Like many other Development Operations (DevOps) teams in software today, LucidLink uses Jenkins as our core platform for continuous integration and test.
And like many other DevOps teams, managing and backing up the underlying storage is a challenge and a distraction.
Currently LucidLink supports 5 different OSes which results in running 12 different builds, and over time our build artifacts have increased in size.
The result is that every 2 to 3 days, we end up with around 30GB of archived artifacts.
We originally did our best to plan, estimate, and pre-allocate the storage that we thought we would need as per best practices. We would often choose not to archive certain things that we deemed unnecessary for the purpose of saving on storage space. However, hitting the limits of traditional storage are inevitable, and before long we were looking at the time and resource consuming task of migrating our master Jenkins instance in order to increase the storage.

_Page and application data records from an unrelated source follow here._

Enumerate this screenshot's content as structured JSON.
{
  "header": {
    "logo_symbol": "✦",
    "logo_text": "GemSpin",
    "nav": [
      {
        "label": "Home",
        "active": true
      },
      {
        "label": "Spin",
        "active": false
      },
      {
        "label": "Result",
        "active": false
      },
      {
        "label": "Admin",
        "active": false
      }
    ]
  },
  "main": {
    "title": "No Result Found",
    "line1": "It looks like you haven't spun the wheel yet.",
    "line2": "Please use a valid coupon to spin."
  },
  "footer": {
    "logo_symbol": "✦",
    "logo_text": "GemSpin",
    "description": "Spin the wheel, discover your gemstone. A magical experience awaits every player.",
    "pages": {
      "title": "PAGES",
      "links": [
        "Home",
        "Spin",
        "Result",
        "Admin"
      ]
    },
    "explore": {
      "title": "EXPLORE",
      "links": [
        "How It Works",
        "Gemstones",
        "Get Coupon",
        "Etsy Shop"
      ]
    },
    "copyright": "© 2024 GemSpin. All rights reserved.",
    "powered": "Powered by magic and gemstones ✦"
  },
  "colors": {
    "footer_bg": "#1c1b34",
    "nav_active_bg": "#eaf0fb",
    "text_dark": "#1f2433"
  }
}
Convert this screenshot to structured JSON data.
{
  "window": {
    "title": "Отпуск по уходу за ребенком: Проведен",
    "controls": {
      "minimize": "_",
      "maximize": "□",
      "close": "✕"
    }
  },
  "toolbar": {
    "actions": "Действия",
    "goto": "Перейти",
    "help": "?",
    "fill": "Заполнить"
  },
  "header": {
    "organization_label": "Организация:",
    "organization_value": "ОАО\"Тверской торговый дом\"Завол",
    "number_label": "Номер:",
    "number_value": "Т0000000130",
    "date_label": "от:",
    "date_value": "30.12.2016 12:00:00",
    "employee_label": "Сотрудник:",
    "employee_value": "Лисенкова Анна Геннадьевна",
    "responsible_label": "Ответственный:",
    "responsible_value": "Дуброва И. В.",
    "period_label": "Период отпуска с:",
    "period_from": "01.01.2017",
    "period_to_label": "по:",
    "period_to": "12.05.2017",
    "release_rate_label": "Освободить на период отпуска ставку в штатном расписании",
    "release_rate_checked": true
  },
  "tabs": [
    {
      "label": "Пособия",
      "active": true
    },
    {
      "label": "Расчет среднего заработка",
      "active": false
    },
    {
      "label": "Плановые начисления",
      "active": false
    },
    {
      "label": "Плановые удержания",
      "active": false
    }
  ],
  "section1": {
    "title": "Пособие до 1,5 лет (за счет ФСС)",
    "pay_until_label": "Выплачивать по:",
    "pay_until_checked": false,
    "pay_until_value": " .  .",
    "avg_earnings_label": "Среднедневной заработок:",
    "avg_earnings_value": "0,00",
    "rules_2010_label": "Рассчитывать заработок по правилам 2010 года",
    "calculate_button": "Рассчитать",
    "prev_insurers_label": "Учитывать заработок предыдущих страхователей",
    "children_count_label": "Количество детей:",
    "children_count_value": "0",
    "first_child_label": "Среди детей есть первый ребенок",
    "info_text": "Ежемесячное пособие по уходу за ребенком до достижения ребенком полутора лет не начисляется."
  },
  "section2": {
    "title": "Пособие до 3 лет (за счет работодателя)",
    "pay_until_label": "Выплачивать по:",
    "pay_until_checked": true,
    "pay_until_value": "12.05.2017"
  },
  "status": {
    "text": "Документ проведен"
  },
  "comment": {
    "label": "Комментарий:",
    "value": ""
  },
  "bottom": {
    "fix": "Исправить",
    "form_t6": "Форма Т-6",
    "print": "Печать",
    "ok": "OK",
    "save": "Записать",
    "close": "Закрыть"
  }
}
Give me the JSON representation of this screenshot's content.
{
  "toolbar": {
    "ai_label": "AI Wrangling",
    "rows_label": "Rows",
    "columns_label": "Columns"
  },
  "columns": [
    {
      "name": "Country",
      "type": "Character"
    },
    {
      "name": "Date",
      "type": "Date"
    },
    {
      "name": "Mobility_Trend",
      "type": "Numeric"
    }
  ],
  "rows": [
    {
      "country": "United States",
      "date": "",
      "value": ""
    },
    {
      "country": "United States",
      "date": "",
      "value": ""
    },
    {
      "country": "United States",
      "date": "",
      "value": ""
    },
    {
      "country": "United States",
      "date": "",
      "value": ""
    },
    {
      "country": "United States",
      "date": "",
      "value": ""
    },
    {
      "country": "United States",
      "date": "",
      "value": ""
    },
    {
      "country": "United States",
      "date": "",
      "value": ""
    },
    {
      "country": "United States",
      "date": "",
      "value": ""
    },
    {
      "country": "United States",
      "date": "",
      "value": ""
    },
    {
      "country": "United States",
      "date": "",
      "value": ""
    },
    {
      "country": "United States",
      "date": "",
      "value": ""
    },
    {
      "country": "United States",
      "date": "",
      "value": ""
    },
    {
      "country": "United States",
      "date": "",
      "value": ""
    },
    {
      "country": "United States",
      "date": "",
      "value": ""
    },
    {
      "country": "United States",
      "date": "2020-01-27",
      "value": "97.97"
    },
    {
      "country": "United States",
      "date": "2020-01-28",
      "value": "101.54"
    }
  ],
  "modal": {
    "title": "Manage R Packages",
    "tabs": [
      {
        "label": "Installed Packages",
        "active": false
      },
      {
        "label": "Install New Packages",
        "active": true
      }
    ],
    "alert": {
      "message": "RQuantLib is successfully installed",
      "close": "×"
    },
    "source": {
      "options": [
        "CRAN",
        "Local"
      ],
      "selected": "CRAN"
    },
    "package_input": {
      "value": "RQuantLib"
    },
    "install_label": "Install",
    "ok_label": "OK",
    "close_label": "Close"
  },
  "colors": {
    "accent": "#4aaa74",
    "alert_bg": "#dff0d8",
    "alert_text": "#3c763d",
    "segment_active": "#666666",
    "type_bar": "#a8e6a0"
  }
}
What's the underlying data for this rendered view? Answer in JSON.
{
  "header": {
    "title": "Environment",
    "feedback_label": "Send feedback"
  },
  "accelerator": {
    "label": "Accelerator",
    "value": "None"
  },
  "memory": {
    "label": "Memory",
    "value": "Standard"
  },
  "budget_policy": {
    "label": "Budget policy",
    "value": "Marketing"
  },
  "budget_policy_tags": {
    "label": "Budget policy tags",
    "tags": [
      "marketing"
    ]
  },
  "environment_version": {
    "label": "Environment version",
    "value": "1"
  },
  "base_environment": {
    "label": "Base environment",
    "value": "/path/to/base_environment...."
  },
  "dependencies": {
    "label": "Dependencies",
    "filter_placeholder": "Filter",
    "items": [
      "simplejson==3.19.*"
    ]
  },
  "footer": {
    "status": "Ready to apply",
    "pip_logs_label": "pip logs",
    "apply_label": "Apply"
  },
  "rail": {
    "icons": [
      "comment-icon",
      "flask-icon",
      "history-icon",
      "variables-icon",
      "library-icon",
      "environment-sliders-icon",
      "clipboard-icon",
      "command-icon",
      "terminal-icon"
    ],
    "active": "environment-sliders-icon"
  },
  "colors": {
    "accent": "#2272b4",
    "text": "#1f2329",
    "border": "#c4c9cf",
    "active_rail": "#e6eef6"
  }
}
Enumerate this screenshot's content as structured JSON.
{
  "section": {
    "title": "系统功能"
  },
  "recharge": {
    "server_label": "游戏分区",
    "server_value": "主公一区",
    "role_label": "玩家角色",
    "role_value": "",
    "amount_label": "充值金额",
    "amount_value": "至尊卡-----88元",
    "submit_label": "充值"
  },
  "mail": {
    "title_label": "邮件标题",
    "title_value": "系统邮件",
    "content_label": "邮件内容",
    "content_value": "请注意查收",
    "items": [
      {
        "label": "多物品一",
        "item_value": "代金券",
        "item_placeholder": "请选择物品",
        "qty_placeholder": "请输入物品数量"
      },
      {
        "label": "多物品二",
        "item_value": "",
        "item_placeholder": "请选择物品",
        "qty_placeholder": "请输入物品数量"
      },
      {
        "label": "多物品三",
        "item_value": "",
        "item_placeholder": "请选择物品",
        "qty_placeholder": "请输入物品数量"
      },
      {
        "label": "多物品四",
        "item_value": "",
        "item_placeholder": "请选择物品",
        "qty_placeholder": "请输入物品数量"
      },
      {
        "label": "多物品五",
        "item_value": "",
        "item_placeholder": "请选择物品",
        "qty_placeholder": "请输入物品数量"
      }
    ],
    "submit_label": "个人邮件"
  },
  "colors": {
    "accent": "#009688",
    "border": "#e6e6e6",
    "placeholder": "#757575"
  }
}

Wouldn’t it be great if we could simply mount an object store and make use of its elasticity, durability and low cost instead? No solution out there was really any simpler, and required significant changes to our existing infrastructure along with a lot of added complexity.
Luckily for us, LucidLink is in the business of building a distributed file system using object storage as a backend and supports all the OSes we need (including Linux)! And with our beta headed out the door, it was time to eat our own dog food for critical business applications. In fact, it was a version of this very challenge which sparked the idea for LucidLink in the first place.
Following is the step by step process in implementing LucidLink in our very standard Jenkins instance.
From 30,000 ft level, implementing a LucidLink filespace is a pretty simple thing. We leverage AWS S3 as the back-end storage, overlay a distributed, streaming architecture, sell it as a subscription service, and implement on your devices as a configurable mount point. Here is what you need.
There are three major init systems in the Linux world: System V, Upstart and systemd. They are all completely different.
System V is the oldest and its scripts are stored in /etc/init.d/.
Upstart is something in the middle – it supersedes System V, but it’s already deprecated in favor of systemd. Upstart‘s scripts are located in /etc/init/.
systemd is the newest init system.
Our Jenkins master machine is with Ubuntu 14.04.5 LTS and supports the following two init systems: System V and Upstart.
Unfortunately, Jenkins’ service configuration is written for System V (/etc/init.d/jenkins).
Supporting System V is a bit hard and it’s not that flexible. For this reason, we implemented the Lucid service as an Upstart service.
Upstart services may depend on each other, but cannot depend on System V services (neither can System V services depend on Upstart services). On the other hand, we need to start the Lucid service before starting Jenkins. To workaround this, we should first stop the auto start of Jenkins and then let the Lucid service manage the Jenkins service.
We have a script to share upon request: lucid.conf – the actual service configuration; note, that this is an Upstart service configuration (and it also manages the jenkins service).
The script is pretty straight forward and self-explanatory. A short summary:
Jenkins’ service is System V and the host supports Upstart init system.
Jenkins -> Manage Jenkins -> Configure System -> Home directory -> Advanced -> Build Record Root Directoryset to
update-rc.d jenkins disable
./Lucid daemon --config-path /var/lib/jenkins/lucid/.lucid &
./Lucid init-s3 --fs <name> --access-key XXXX --secret-key XXXX --https --s3 <region> --root-path /var/lib/jenkins/.lucid
./Lucid link <name> --mount-point /var/lib/jenkins/builds --root-path /var/lib/jenkins/lucid/.lucid
Note: make sure there’s no running Lucid process.
service jenkins stop && service lucid start
With no change to our workflow, and only a few minimal configuration tweaks, we now have highly durable and elastic storage where we can store and access our build artifacts. Some benefits include:
This approach could be utilized for any process or utility within the DevOps space where you want to elegantly replace local storage (physical or EBS etc.) with object storage.